In Southern California, the heaviest storm is expected Tuesday, when up to two inches of rain is forecast to drop on the coast and valleys and up to four inches could pour onto the mountains and foothills. Forecasters expect four storms to hit the Southland by Friday, but caution that rain is only a part of the story.

 

 

Rain to Last through Evening Rush Hour in San Diego

The North Pacific storm that blew ashore early Tuesday will last until mid-evening and will drop at least an inch of rain at San Diego’s Lindbergh Field, says the National Weather Service.

 

“The system will taper off into scattered showers tonight, but there will be a second wave of rain starting Wednesday night, and it will be even heavier,” said James Thomas, a weather service forecaster. “Lindbergh could get 1.4 inches of rain by early Thursday.

The precipitation from the two storms could easily surpass Lindbergh’s average January rainfall of 1.98 inches.

Could Coastal Desalination Efforts Help Farmers

While San Diego could soon lose its NFL franchise, the county can at least boast the nation’s largest desalination plant in marketing literature.

 

San Diego’s popularity as a destination location is obvious to those of us who’ve been there and witnessed near-perfect weather, regardless of the date on the calendar. I suspect losing its NFL franchise may make some waves, but at least it happened in a year where the football team went 4-12 and arguably has some rebuilding of its own to do.

 

 

 

 

Salton Sea License Plates Not Yet Popular

An effort to create commemorative Salton Sea license plates has been slow to take off.

Last year, the Greater Palm Springs Convention and Visitors Bureau began working with the California Department of Fish and Wildlife to sell the specialty plates.

The plates cost $50 to $98, depending on whether the driver wants to keep his old license number. A portion of the money would go to the Salton Sea Authority to benefit environmental restoration of the sea.

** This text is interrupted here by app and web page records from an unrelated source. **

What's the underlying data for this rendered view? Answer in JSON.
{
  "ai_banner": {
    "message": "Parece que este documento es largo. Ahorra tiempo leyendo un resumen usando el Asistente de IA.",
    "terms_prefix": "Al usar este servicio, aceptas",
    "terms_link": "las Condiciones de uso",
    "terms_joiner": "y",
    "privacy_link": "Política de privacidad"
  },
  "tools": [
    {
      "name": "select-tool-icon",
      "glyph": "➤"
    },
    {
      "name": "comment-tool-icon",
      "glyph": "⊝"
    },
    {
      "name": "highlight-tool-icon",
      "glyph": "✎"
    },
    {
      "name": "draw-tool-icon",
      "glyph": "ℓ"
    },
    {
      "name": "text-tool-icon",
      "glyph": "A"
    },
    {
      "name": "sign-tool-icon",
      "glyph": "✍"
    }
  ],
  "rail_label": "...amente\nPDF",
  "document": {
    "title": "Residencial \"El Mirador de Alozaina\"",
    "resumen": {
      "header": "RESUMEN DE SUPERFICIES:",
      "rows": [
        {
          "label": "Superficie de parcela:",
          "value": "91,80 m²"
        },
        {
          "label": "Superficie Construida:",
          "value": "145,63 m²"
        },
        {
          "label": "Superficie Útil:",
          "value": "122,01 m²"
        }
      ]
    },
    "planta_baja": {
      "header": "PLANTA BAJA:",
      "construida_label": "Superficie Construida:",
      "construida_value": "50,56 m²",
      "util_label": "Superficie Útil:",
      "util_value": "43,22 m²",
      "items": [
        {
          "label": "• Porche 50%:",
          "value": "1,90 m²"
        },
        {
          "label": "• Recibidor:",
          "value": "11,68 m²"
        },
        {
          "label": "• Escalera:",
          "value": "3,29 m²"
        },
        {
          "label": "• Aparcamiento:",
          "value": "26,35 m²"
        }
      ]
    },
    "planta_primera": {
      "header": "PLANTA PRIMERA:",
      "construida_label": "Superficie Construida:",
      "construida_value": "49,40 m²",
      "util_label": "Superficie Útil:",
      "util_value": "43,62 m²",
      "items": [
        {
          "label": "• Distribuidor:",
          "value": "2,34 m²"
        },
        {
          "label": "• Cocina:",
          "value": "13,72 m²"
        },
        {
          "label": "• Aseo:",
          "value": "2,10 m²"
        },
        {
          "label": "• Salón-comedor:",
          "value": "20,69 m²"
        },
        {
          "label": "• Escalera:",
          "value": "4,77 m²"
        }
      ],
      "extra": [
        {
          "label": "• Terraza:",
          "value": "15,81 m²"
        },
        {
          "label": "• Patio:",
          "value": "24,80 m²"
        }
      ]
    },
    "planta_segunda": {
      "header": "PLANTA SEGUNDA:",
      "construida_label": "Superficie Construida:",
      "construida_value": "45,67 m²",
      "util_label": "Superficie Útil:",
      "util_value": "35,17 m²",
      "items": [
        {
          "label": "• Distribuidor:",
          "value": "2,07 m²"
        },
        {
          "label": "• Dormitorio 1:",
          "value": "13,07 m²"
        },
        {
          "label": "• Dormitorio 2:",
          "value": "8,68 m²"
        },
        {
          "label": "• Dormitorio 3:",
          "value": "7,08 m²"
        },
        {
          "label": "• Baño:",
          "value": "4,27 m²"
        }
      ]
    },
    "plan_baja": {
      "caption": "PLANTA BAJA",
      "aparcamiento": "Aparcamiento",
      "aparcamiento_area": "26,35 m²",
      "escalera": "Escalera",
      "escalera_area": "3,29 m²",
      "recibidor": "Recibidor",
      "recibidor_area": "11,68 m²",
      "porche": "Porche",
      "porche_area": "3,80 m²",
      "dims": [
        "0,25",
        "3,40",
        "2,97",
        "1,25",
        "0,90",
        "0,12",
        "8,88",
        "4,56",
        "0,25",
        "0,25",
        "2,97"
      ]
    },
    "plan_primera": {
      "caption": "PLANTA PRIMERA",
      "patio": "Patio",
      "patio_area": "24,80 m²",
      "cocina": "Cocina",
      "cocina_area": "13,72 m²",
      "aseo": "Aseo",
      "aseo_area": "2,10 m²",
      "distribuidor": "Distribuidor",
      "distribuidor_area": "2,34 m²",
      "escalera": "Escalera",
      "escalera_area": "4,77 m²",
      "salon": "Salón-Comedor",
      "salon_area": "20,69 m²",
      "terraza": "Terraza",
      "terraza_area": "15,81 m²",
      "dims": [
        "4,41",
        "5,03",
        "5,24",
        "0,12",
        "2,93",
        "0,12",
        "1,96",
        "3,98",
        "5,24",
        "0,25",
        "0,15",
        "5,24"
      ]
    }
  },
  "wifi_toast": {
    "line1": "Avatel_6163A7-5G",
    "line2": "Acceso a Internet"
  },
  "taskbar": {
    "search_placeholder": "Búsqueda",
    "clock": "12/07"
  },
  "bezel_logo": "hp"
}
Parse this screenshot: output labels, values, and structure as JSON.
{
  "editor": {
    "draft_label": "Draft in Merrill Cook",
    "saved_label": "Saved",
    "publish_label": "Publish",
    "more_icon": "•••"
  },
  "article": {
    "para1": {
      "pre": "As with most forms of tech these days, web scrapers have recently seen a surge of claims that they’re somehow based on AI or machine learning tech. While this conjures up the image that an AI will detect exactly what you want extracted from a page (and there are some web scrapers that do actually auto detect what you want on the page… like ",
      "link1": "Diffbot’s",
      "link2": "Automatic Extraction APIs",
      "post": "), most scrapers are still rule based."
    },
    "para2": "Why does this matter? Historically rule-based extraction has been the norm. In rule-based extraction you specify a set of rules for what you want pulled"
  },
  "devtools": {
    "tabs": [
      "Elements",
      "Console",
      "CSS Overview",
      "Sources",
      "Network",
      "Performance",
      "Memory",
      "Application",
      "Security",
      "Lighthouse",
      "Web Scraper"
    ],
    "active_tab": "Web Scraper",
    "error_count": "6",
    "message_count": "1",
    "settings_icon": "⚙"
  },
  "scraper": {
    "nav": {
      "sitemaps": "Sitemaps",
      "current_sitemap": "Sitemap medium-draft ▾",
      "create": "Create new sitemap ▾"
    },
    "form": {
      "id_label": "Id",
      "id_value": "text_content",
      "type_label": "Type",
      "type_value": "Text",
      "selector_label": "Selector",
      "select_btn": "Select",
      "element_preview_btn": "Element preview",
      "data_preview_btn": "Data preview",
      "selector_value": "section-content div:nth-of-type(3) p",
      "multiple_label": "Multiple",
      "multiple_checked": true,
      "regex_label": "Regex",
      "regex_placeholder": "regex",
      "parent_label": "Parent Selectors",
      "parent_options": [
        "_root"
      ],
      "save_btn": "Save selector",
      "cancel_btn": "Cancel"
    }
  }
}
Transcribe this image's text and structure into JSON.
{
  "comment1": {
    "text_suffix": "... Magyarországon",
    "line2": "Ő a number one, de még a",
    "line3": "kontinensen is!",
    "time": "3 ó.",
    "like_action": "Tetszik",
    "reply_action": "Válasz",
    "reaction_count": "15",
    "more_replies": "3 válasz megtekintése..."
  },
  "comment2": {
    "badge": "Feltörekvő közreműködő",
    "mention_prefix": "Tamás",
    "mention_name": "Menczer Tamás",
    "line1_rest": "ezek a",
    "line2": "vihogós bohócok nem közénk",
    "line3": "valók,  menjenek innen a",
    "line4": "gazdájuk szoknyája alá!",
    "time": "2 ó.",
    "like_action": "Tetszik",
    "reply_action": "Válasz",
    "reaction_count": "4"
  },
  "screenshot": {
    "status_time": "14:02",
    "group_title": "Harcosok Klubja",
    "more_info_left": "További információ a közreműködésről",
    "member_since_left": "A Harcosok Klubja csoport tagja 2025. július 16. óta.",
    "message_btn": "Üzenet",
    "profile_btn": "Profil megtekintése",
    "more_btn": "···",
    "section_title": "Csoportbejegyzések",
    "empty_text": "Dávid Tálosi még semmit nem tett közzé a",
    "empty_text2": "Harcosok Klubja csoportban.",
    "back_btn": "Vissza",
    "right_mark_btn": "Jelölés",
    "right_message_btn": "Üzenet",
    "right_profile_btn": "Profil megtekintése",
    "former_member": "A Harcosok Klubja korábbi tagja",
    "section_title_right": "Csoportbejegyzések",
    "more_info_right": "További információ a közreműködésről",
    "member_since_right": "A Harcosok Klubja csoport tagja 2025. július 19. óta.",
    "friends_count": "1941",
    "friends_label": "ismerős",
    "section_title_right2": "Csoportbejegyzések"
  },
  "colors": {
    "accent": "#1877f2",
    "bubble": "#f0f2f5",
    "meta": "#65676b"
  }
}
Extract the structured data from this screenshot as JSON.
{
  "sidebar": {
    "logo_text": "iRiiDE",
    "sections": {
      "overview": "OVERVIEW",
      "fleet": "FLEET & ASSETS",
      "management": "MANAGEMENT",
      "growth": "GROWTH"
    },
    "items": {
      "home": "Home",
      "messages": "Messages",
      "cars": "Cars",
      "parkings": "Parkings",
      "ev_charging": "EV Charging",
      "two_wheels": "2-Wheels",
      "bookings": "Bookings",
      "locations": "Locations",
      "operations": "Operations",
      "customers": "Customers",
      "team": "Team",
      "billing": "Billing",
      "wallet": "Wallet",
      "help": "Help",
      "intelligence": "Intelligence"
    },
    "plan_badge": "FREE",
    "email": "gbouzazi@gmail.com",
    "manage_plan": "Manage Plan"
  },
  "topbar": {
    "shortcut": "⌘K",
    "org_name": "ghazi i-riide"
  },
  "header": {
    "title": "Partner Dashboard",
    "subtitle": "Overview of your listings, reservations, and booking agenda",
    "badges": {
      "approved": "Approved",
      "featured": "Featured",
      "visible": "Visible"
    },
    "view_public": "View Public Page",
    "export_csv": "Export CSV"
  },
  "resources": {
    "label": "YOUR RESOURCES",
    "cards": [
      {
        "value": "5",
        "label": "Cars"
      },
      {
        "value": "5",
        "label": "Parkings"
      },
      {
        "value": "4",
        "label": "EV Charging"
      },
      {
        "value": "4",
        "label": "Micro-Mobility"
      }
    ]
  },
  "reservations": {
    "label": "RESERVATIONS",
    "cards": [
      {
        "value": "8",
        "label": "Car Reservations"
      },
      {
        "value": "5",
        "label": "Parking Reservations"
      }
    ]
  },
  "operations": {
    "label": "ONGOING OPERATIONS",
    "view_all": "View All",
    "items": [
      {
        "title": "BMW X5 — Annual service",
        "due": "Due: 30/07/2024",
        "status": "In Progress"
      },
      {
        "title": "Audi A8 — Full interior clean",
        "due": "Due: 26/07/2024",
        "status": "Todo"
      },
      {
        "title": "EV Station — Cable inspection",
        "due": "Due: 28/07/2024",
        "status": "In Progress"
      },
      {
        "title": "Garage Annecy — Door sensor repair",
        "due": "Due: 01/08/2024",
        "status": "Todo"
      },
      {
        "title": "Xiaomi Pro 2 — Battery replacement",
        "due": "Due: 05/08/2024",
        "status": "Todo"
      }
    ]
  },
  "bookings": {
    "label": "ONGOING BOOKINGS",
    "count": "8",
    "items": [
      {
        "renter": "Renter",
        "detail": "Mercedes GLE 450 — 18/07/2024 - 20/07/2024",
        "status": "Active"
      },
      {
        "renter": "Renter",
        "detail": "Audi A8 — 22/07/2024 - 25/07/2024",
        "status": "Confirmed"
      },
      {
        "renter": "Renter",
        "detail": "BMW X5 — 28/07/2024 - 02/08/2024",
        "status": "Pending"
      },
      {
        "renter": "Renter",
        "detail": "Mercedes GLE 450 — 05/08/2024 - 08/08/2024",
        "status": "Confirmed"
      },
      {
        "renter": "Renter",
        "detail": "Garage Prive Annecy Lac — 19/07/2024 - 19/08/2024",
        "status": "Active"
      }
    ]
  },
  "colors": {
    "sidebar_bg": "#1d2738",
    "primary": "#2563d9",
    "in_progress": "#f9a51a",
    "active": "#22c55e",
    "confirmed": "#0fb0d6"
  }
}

How One Man Plans to Make Billions Selling Water from Mojave Desert to Drought-Stricken California

Scott Slater, CEO of Cadiz Inc., has a controversial plan. He wants to pump 814 billion gallons of water from the Mojave Desert to Los Angeles, San Diego and other drought-stricken communities in Southern California—making more than $2 billion in the process.

 

Slater’s company owns the water rights to 45,000 acres of land in the Mojave Desert, and he’s already secured contracts to sell the water for $960 per acre-foot (the amount of water it takes to cover an acre of land in a foot of water), according to The Guardian. At that price, the company stands to make $2.4 billion over the 50-year period of its water extraction deal with San Bernardino County.

Recycled Water in Demand, And Not Just For Parks, Golf Courses

The ongoing drought has driven interest in using recycled water instead of drinking-quality water wherever possible, but making that happen depends largely on where the “purple pipes” run.

 

Wastewater treatment agencies in the East Bay have been selling (or giving away) the water that runs through those purple pipes — essentially wastewater that has been treated to a lesser degree than water purified for drinking and other domestic purposes — for uses ranging from watering home gardens to helping cool down a power plant.